For Immediate Release: March 15, 2007
Contact: Lynn Erskine, 202-293-5380 x115
Washington, DC: A new report from The Mobility Agenda finds that over 40 million jobs in the United States — about 1 in 3 — pay low wages ($11.11 per hour or less) and often do not offer employment benefits like health insurance, retirement savings accounts, paid sick days, or family leave. Moreover, these jobs tend to have inflexible or unpredictable scheduling requirements and provide little opportunity for career advancement.
The Mobility Agenda is a special initiative of Inclusion, a think tank affiliated with the Center for Economic and Policy Research.
"All too often these low-wage jobs are replacing jobs that have supported a broad middle class," said Margy Waller, director of The Mobility Agenda and one of the paper's co-authors. "The economy and our democratic society are strongest when no one is falling too far behind the rest. Unfortunately, we find that, in 2006, 44 million workers were employed in low-wage jobs paying much less than the rest of us get paid."

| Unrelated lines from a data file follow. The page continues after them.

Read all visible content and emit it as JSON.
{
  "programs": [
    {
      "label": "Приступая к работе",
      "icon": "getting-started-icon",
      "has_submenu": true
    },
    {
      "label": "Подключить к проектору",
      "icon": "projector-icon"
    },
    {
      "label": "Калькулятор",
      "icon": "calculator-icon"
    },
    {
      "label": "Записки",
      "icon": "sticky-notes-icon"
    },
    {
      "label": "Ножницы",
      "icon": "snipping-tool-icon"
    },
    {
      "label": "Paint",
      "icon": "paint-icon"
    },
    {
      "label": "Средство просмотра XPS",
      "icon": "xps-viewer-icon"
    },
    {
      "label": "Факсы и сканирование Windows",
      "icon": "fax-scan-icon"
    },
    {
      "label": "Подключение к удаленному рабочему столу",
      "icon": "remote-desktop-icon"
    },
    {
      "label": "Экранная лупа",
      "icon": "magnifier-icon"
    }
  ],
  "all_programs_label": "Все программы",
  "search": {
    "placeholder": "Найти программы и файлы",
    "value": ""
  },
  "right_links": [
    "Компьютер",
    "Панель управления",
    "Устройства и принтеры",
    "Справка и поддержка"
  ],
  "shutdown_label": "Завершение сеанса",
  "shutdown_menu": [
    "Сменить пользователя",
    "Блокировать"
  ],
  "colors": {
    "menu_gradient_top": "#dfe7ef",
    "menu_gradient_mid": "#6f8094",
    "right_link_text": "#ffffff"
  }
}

The report, Understanding Low-Wage Work in the United States, uses a social inclusion approach that provides a definition of low-wage work that allows for comparison among jobs in the United States. The authors define a low-wage job as one paying substantially less than the job held by a typical male worker. The trend since 2001 has been a sharp decline in wages for these jobs. Worse, reviewing the evidence on economic mobility, the authors conclude, "In the U.S. labor market, it is not possible for everyone to be middle class, no matter how hard they work. Moreover, it has been getting harder to do over time."
This report is the first in a series for The Mobility Agenda, where advisors are developing a menu of new ideas and strategies for improving low-wage work and economic mobility — a set of options that goes beyond minimum wage to strengthen the labor market and build an economy that works for everyone.
"We're focused on improving wages, benefits, and other work conditions. We encourage further public debate about the significance of low-wage work and a more direct focus on the labor market and economic policy for a strong nation," said Shawn Fremstad, another co-author and advisor to The Mobility Agenda.
Inclusion was co-founded by report co-authors: Shawn Fremstad, Margy Waller and Rachel Gragg. The fourth co-author, Heather Boushey, is a senior economist at the Center for Economic and Policy Research. For more information about this initiative, see The Mobility Agenda.